‘Look to, trebles going … she’s gone!’
This is the call to ring church bells that all bellringers will have responded to since the invention of a new way of hanging bells with a wheel attached for the rope to go round. For the first time it allowed the bellringer to vary the speed of the bell’s chime, and so to ring ‘tunes’ or methods in a tower hung with a set of bells tuned to each other.
Bells had been associated with religious services since the days of the monasteries and were the earliest ways for the layman to be aware of the passing of time before church clocks.
The bellringing methods we use today were first published in 1668 by Fabian Stedman in his book Tintinnalogia or The Art of Ringing. The technique is thought to have spread from London throughout the rest of England in the 1700s. Over the last 300 years the number of churches with more than four change-ringing bells has increased to over 6,000, mainly in England but also in Wales, Scotland, Australia, New Zealand and even a few towers in the USA.
St Mary the Virgin, our magnificent church in Bruton, has one of the heaviest rings of bells in the West Country; the tenor, the biggest bell with the lowest note, weighs over 25cwt.
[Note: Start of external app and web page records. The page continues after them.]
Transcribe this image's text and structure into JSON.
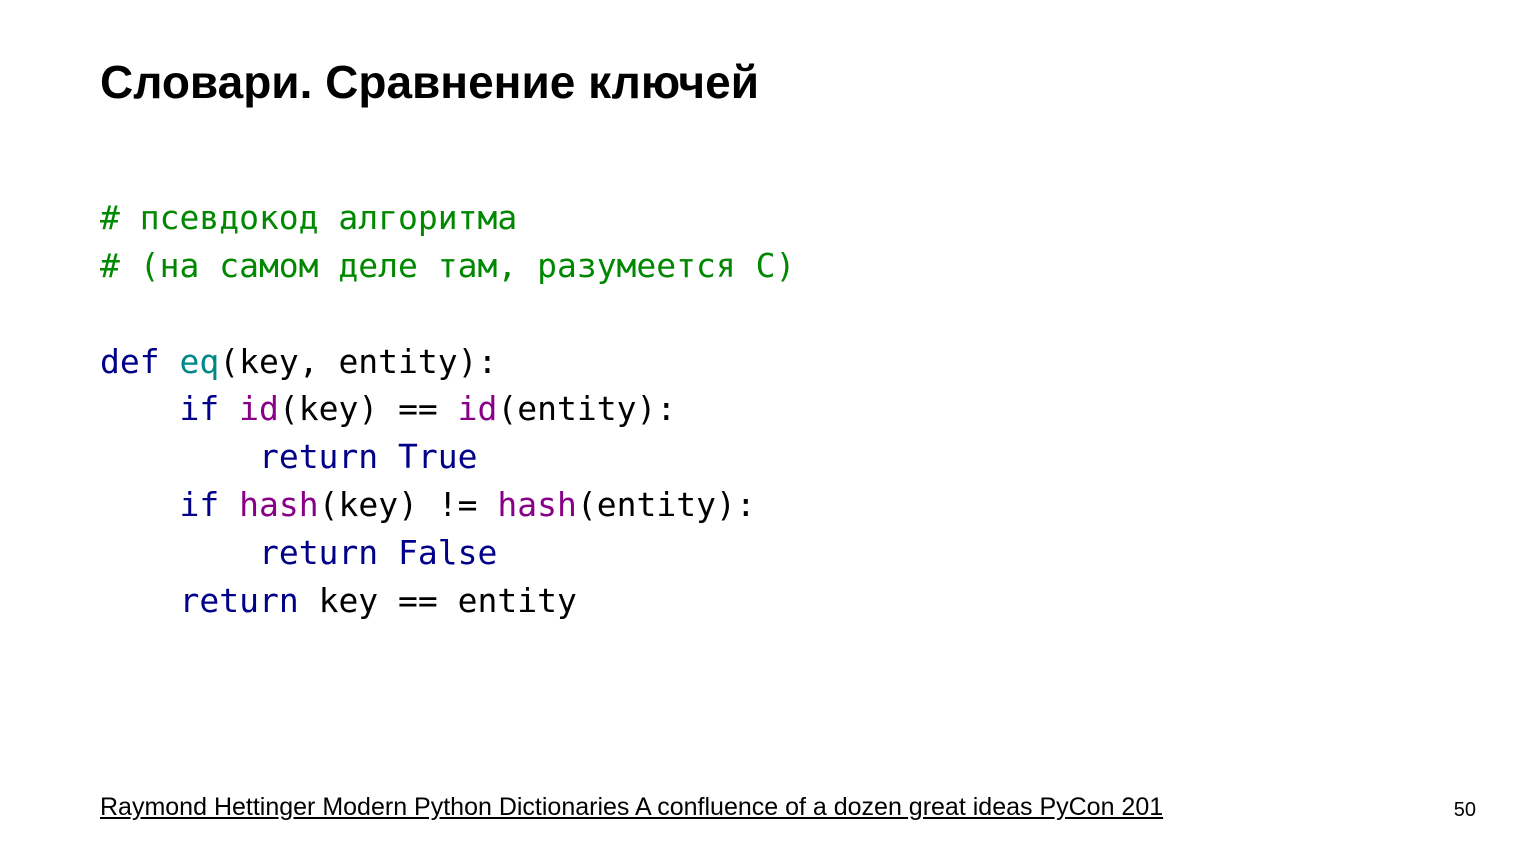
{
  "slide": {
    "title": "Словари. Сравнение ключей",
    "code": {
      "comment1": "# псевдокод алгоритма",
      "comment2": "# (на самом деле там, разумеется С)",
      "kw_def": "def",
      "funcname": "eq",
      "sig_rest": "(key, entity):",
      "kw_if1": "if",
      "bi_id1": "id",
      "line2_mid": "(key) == ",
      "bi_id2": "id",
      "line2_end": "(entity):",
      "kw_return1": "return",
      "const_true": "True",
      "kw_if2": "if",
      "bi_hash1": "hash",
      "line4_mid": "(key) != ",
      "bi_hash2": "hash",
      "line4_end": "(entity):",
      "kw_return2": "return",
      "const_false": "False",
      "kw_return3": "return",
      "line6_rest": " key == entity"
    },
    "footer": "Raymond Hettinger Modern Python Dictionaries A confluence of a dozen great ideas PyCon 201",
    "page_number": "50"
  }
}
That’s like a small car swinging over our heads. Luckily tower and bell maintenance is an important aspect of our responsibilities! Practice night is on Wednesdays at 7.30pm and Sunday ringing is usually at 10.15am. Bellringing is fun and sociable, so if the above has not put you off and you would like to see us in action, call our Tower Captain Christine Dunn 01749 812 585 or email Bruton@bath-wells.org. For Pitcombe, call Tina Harley 01749 813 262 Pitcombe@bath-wells.org; for Shepton Montague, Jay Bunyan 01749 812 797 SheptonMontague@bath-wells.org.